* _Data records_:
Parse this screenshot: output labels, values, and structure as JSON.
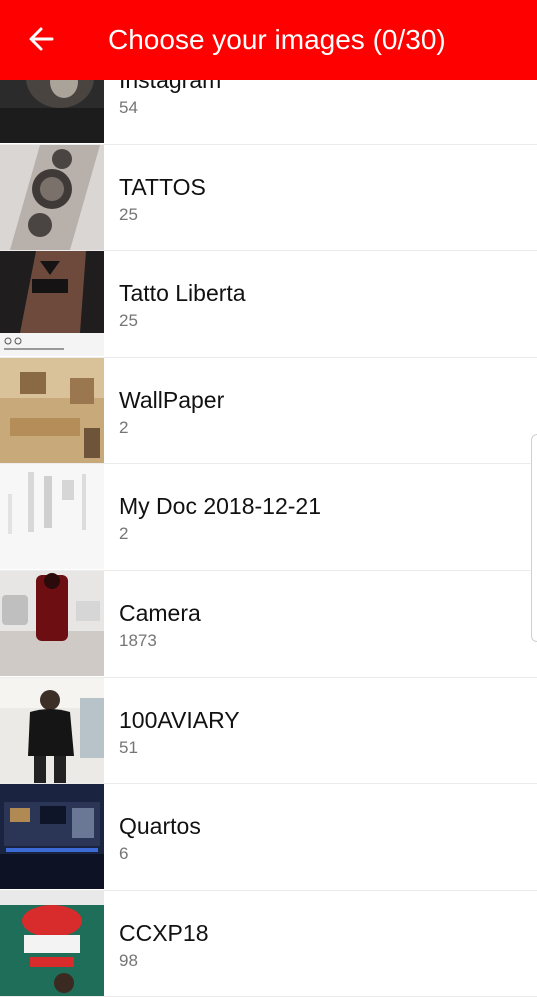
{
  "header": {
    "title": "Choose your images (0/30)",
    "back_icon": "arrow-left-icon",
    "color": "#ff0000"
  },
  "albums": [
    {
      "name": "Instagram",
      "count": "54"
    },
    {
      "name": "TATTOS",
      "count": "25"
    },
    {
      "name": "Tatto Liberta",
      "count": "25"
    },
    {
      "name": "WallPaper",
      "count": "2"
    },
    {
      "name": "My Doc 2018-12-21",
      "count": "2"
    },
    {
      "name": "Camera",
      "count": "1873"
    },
    {
      "name": "100AVIARY",
      "count": "51"
    },
    {
      "name": "Quartos",
      "count": "6"
    },
    {
      "name": "CCXP18",
      "count": "98"
    }
  ]
}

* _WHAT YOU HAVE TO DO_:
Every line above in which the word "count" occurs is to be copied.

* _REPLY_:
      "count": "54"
      "count": "25"
      "count": "25"
      "count": "2"
      "count": "2"
      "count": "1873"
      "count": "51"
      "count": "6"
      "count": "98"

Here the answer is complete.